In our spiritual lives, we don’t have the luxury of simply going through our days making no decisions of significance.  We call people like that “one-talent servants”.  However, we must be aware that the same fleshly biases that wreck investors are tools that the devil will eagerly use to wreck our souls.  Almost all people who go to hell will do so because they wanted something they shouldn’t have wanted or feared something they shouldn’t have feared.

As a thought exercise this morning, then, let’s pause to do what is sometimes called a pre-mortem.  Imagine that 1000 years from now, you have lost your soul.  You are immersed in an eternity of suffering and regret.  You look back on your life and you say, “If only I hadn’t. . .” 

If only you hadn’t what?  What is the one thing that you know, in the silence of your heart, has the potential to cost you your soul, or, worse yet, is in the process of costing you your soul right now?  Unless you are deceiving yourself, that tells you what your enemy is.  That tells you what you must guard against or change in order to inherit eternal life.

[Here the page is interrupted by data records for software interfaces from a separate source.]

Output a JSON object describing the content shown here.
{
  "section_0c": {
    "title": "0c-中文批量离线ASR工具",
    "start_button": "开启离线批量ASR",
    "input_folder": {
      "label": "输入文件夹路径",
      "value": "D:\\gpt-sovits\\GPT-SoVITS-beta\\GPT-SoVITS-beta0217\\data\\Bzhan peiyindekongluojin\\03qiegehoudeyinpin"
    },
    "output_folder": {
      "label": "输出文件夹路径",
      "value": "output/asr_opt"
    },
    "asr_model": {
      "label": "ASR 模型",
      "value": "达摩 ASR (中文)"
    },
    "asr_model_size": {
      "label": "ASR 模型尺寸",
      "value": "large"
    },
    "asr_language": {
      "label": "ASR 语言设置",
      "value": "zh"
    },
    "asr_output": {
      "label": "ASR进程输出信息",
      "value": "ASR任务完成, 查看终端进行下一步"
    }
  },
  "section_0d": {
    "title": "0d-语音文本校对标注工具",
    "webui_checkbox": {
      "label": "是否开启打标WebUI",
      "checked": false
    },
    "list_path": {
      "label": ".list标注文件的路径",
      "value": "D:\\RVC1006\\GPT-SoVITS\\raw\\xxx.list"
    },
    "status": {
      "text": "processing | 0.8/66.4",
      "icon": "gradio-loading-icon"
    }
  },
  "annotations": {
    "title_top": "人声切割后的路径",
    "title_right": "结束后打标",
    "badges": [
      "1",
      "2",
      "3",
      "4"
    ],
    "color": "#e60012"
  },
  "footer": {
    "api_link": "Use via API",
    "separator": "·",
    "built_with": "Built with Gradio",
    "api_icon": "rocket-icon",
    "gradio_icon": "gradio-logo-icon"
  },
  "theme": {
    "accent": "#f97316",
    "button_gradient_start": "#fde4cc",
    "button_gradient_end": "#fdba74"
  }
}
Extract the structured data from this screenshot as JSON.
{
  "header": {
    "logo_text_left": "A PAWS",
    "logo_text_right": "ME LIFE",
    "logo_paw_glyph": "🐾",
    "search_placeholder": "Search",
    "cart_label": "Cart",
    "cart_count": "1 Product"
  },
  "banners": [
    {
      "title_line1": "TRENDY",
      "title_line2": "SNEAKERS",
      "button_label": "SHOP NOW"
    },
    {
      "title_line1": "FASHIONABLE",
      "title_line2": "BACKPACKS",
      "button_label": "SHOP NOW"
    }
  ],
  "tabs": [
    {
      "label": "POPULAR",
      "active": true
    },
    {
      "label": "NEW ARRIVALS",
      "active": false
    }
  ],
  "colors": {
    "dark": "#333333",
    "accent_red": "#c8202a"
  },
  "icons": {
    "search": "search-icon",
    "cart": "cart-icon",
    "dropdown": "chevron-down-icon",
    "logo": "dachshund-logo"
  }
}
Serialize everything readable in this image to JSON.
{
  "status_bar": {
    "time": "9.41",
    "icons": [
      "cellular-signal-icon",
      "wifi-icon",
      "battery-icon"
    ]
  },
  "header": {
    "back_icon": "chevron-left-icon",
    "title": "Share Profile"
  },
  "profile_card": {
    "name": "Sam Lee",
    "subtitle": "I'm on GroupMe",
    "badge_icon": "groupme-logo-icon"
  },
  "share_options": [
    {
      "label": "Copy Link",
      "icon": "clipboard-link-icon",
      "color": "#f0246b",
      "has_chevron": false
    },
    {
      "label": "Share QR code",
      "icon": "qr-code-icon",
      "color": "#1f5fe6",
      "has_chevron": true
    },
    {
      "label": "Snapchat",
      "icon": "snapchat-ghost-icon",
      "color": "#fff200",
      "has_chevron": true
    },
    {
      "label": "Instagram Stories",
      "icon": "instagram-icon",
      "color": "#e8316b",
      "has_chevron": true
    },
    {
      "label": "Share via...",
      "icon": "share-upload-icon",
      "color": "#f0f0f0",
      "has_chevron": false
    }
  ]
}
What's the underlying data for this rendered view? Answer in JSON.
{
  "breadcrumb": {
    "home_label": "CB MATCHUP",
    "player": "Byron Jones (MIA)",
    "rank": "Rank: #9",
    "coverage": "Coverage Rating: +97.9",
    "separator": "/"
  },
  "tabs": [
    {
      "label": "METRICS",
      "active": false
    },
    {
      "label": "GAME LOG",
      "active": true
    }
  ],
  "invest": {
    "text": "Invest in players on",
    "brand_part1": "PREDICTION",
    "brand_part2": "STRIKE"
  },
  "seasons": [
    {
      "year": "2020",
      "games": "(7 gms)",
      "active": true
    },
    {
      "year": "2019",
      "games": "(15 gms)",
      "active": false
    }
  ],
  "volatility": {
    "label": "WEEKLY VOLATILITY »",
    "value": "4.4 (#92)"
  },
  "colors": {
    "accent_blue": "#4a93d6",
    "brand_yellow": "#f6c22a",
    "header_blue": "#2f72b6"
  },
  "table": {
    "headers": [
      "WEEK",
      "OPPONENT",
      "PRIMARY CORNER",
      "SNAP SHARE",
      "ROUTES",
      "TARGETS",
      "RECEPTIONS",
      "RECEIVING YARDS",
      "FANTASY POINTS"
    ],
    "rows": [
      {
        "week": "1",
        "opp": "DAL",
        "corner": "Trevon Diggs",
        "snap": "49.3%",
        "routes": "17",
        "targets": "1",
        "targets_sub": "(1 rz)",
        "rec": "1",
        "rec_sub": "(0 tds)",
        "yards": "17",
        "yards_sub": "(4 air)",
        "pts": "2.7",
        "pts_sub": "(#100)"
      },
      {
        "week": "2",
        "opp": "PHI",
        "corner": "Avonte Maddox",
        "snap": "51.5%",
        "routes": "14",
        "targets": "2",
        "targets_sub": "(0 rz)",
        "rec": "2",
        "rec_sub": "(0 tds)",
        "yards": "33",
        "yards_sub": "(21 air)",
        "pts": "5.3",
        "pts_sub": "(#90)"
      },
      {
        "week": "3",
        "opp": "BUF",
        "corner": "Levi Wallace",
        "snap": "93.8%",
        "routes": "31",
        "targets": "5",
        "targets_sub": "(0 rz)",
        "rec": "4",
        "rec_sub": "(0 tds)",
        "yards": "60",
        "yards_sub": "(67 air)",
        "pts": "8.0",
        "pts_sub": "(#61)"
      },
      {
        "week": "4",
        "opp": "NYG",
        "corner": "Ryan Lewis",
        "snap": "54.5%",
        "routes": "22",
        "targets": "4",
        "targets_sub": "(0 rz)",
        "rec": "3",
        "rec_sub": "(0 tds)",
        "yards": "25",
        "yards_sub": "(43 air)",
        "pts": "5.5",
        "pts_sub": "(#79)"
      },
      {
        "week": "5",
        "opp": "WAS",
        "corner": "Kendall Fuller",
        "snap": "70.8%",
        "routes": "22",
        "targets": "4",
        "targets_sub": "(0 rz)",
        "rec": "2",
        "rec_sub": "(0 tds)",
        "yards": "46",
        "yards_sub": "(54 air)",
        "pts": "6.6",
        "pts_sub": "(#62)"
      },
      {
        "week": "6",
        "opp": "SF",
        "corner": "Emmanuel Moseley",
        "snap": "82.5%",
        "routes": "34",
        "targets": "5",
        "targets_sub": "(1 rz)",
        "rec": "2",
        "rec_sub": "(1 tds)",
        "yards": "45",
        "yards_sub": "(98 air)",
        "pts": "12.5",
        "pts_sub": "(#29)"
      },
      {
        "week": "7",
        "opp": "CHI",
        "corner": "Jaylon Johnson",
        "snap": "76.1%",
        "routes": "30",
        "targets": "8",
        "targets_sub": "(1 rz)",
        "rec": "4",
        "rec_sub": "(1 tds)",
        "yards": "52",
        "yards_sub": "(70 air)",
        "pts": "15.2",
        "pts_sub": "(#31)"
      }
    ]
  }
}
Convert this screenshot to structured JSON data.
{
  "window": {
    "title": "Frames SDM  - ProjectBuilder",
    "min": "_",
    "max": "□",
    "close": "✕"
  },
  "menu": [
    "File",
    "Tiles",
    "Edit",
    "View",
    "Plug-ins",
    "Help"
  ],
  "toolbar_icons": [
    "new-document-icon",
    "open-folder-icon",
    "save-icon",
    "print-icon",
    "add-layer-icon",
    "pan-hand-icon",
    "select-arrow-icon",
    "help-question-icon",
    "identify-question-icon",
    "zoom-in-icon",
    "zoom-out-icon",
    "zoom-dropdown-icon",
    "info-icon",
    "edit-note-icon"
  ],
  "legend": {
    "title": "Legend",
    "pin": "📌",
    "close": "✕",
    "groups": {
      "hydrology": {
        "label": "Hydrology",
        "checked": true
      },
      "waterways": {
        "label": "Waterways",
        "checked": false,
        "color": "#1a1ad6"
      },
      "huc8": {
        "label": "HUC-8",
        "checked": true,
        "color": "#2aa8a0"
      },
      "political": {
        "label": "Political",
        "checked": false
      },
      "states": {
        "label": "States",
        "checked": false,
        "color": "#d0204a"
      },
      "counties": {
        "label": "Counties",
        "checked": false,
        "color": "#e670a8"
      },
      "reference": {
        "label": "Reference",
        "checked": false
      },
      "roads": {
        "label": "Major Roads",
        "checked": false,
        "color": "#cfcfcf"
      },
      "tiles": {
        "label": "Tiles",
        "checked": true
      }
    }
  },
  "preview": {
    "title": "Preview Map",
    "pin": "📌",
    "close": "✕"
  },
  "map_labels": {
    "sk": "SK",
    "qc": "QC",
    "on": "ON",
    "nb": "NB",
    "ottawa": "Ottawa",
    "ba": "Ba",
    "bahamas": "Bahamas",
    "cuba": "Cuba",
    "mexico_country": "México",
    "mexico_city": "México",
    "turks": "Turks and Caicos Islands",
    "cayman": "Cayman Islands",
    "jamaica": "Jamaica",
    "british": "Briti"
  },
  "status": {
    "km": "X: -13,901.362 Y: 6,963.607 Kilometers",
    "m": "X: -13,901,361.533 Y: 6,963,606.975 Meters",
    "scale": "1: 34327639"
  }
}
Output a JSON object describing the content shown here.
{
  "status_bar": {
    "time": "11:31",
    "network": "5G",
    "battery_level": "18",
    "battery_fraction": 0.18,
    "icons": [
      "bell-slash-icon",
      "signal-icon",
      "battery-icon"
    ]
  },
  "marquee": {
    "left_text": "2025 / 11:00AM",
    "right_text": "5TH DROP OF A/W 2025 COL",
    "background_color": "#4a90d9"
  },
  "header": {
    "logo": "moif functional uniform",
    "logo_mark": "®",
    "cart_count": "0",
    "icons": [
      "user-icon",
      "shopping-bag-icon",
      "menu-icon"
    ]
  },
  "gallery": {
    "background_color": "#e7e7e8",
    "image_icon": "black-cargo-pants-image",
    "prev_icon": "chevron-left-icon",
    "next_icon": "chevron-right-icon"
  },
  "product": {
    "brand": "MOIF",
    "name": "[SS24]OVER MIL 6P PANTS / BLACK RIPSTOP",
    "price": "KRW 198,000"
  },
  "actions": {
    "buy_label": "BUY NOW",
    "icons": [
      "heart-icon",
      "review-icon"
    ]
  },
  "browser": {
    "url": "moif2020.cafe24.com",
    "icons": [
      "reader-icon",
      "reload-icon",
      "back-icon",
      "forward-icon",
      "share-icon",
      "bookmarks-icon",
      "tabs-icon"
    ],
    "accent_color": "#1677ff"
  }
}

Finally, we must KNOW OUR PLAN.  Paul gives us the outlines of what it has to be in Galatians 6:7-9.  It’s not enough for us to know where we want to spend eternity.  It’s not enough for us to guard against the greatest danger to our souls.  It’s not even enough for us to do good.  We have to continue doing good, even when we’re tired, even when we want to get up.  Then and only then will we reap the harvest of eternal life.

Again, there’s nothing different here than is true in the world of saving for retirement.  They say as a rule of thumb, if you don’t have a pension, you should look to have 10x your annual salary saved up by the time you retire.  Now, I don’t know for sure, but I doubt that most of us have 10x our salary sitting around someplace, waiting to be thrown into a retirement account.  To me, at least, that’s a whole, whole lot of money! 

So how do you get there?  Simple.  One investment at a time.  You put something aside month by month, year by year, decade by decade, and as that money starts to compound, by the time the day comes, you’re ready.

In the same way, I think we’re best off if we take our salvation one day at a time.  If we’ve got some spiritual struggle, if we know we’re not where we need to be, the magnitude of the change we need to make can be overwhelming!  Let me tell you a secret.  None of us are perfect, and none of us are ever going to be perfect, but what every one of us can do, every day, is be better.  We can find five extra minutes to read the Bible or pray a little more.  We can summon up the willpower to fight off that one temptation.  We can send that one encouraging message to a brother, friend, or loved one.  In short, we can grow and be faithful.  If that’s what we do, then by the grace of Christ, it’s going to be enough.